It’s a bummer when a film has an important historical story to tell but the finished product just isn’t very good. Such is the case with “Judas and the Black Messiah,” director Shaka King‘s take on the true story of charismatic Black Panther Party leader Fred Hampton (Daniel Kaluuya) and FBI informant William O’Neal (LaKeith Stanfield), the man who infiltrated the African-American organization in Illinois in the late 1960s. It’s an interesting account of true events about two very important figures in our nation’s history, and the racial justice issues are just as relevant today. But topical material doesn’t always result in an award-worthy (or entertaining) movie.

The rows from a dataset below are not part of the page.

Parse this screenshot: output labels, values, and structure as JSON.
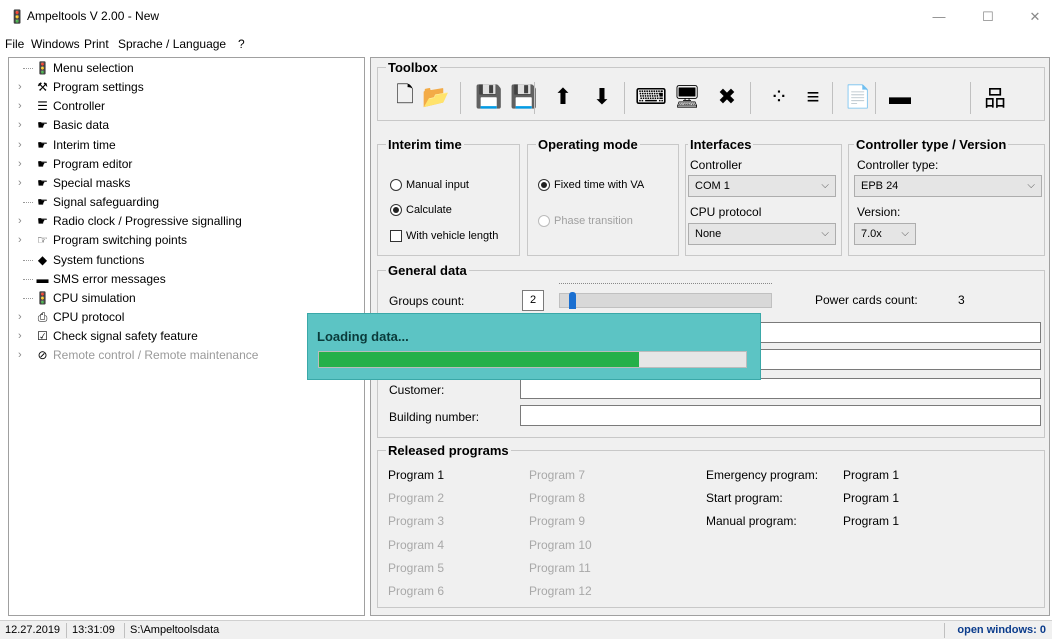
{
  "window": {
    "title": "Ampeltools V 2.00 - New",
    "minimize": "—",
    "maximize": "☐",
    "close": "✕"
  },
  "menu": [
    "File",
    "Windows",
    "Print",
    "Sprache / Language",
    "?"
  ],
  "tree": [
    {
      "label": "Menu selection",
      "icon": "traffic-light-icon",
      "glyph": "🚦",
      "expandable": false,
      "disabled": false
    },
    {
      "label": "Program settings",
      "icon": "tools-icon",
      "glyph": "⚒",
      "expandable": true,
      "disabled": false
    },
    {
      "label": "Controller",
      "icon": "controller-icon",
      "glyph": "☰",
      "expandable": true,
      "disabled": false
    },
    {
      "label": "Basic data",
      "icon": "hand-pointer-icon",
      "glyph": "☛",
      "expandable": true,
      "disabled": false
    },
    {
      "label": "Interim time",
      "icon": "hand-pointer-icon",
      "glyph": "☛",
      "expandable": true,
      "disabled": false
    },
    {
      "label": "Program editor",
      "icon": "hand-pointer-icon",
      "glyph": "☛",
      "expandable": true,
      "disabled": false
    },
    {
      "label": "Special masks",
      "icon": "hand-pointer-icon",
      "glyph": "☛",
      "expandable": true,
      "disabled": false
    },
    {
      "label": "Signal safeguarding",
      "icon": "hand-pointer-icon",
      "glyph": "☛",
      "expandable": false,
      "disabled": false
    },
    {
      "label": "Radio clock / Progressive signalling",
      "icon": "hand-pointer-icon",
      "glyph": "☛",
      "expandable": true,
      "disabled": false
    },
    {
      "label": "Program switching points",
      "icon": "hand-pointer-icon",
      "glyph": "☞",
      "expandable": true,
      "disabled": false
    },
    {
      "label": "System functions",
      "icon": "diamond-icon",
      "glyph": "◆",
      "expandable": false,
      "disabled": false
    },
    {
      "label": "SMS error messages",
      "icon": "sms-device-icon",
      "glyph": "▬",
      "expandable": false,
      "disabled": false
    },
    {
      "label": "CPU simulation",
      "icon": "traffic-light-icon",
      "glyph": "🚦",
      "expandable": false,
      "disabled": false
    },
    {
      "label": "CPU protocol",
      "icon": "printer-icon",
      "glyph": "⎙",
      "expandable": true,
      "disabled": false
    },
    {
      "label": "Check signal safety feature",
      "icon": "checklist-icon",
      "glyph": "☑",
      "expandable": true,
      "disabled": false
    },
    {
      "label": "Remote control / Remote maintenance",
      "icon": "blocked-icon",
      "glyph": "⊘",
      "expandable": true,
      "disabled": true
    }
  ],
  "toolbox": {
    "title": "Toolbox",
    "buttons": [
      {
        "name": "new-file-icon",
        "glyph": "🗋"
      },
      {
        "name": "open-folder-icon",
        "glyph": "📂"
      },
      {
        "name": "save-icon",
        "glyph": "💾"
      },
      {
        "name": "save-as-icon",
        "glyph": "💾"
      },
      {
        "name": "upload-icon",
        "glyph": "⬆"
      },
      {
        "name": "download-icon",
        "glyph": "⬇"
      },
      {
        "name": "keyboard-icon",
        "glyph": "⌨"
      },
      {
        "name": "monitor-icon",
        "glyph": "🖥"
      },
      {
        "name": "disconnect-icon",
        "glyph": "✖"
      },
      {
        "name": "signal-dots-icon",
        "glyph": "⁘"
      },
      {
        "name": "list-lines-icon",
        "glyph": "≡"
      },
      {
        "name": "document-icon",
        "glyph": "📄"
      },
      {
        "name": "modem-icon",
        "glyph": "▬"
      },
      {
        "name": "network-icon",
        "glyph": "品"
      }
    ]
  },
  "interim_time": {
    "title": "Interim time",
    "manual_input": "Manual input",
    "calculate": "Calculate",
    "with_vehicle_length": "With vehicle length"
  },
  "operating_mode": {
    "title": "Operating mode",
    "fixed_time": "Fixed time with VA",
    "phase_transition": "Phase transition"
  },
  "interfaces": {
    "title": "Interfaces",
    "controller_label": "Controller",
    "controller_value": "COM 1",
    "cpu_protocol_label": "CPU protocol",
    "cpu_protocol_value": "None"
  },
  "controller_type": {
    "title": "Controller type / Version",
    "type_label": "Controller type:",
    "type_value": "EPB 24",
    "version_label": "Version:",
    "version_value": "7.0x"
  },
  "general_data": {
    "title": "General data",
    "groups_count_label": "Groups count:",
    "groups_count_value": "2",
    "power_cards_label": "Power cards count:",
    "power_cards_value": "3",
    "customer_label": "Customer:",
    "building_number_label": "Building number:",
    "slider_fraction": 0.04
  },
  "released_programs": {
    "title": "Released programs",
    "col1": [
      {
        "label": "Program 1",
        "active": true
      },
      {
        "label": "Program 2",
        "active": false
      },
      {
        "label": "Program 3",
        "active": false
      },
      {
        "label": "Program 4",
        "active": false
      },
      {
        "label": "Program 5",
        "active": false
      },
      {
        "label": "Program 6",
        "active": false
      }
    ],
    "col2": [
      {
        "label": "Program 7",
        "active": false
      },
      {
        "label": "Program 8",
        "active": false
      },
      {
        "label": "Program 9",
        "active": false
      },
      {
        "label": "Program 10",
        "active": false
      },
      {
        "label": "Program 11",
        "active": false
      },
      {
        "label": "Program 12",
        "active": false
      }
    ],
    "emergency_label": "Emergency program:",
    "emergency_value": "Program 1",
    "start_label": "Start program:",
    "start_value": "Program 1",
    "manual_label": "Manual program:",
    "manual_value": "Program 1"
  },
  "loading": {
    "text": "Loading data...",
    "progress": 0.75
  },
  "status": {
    "date": "12.27.2019",
    "time": "13:31:09",
    "path": "S:\\Ampeltoolsdata",
    "open_windows": "open windows: 0"
  },
  "colors": {
    "progress_fill": "#25b04a",
    "loading_bg": "#5cc4c4",
    "status_accent": "#0b3c8c"
  }
}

There are plenty of things to appreciate about the film’s execution, including King’s confident directorial style and the knockout lead performances from Kaluuya and Stanfield. Kaluuya has massive shoes to fill when portraying a real life man who was filled with so much insight and wisdom, and he fully embraces Hampton’s mannerisms and speech, creating a wholly realized vision (the actor himself becomes almost unrecognizable).
The script is the weakest link, which is rare when so many of the other elements combine to create a cohesive vision. King and Will Berson‘s co-authored screenplay is too complicated, resulting in a stagnant film that takes more than an hour to hit its stride. Everything is painfully slow until then, with Berson and King taking far too long to tell the story. You can feel the admiration here, but the reverence towards their characters is so high that it impedes them from driving the story forward.
There’s a horrifying scene that tells the end of Hampton’s life story, an awful and upsetting act of injustice at the hands of law enforcement. It’s just one of the things that makes “Judas and the Black Messiah” an important narrative for current times, when so many people of color are still fighting for equality. I just wish the storytelling had been tightened a bit.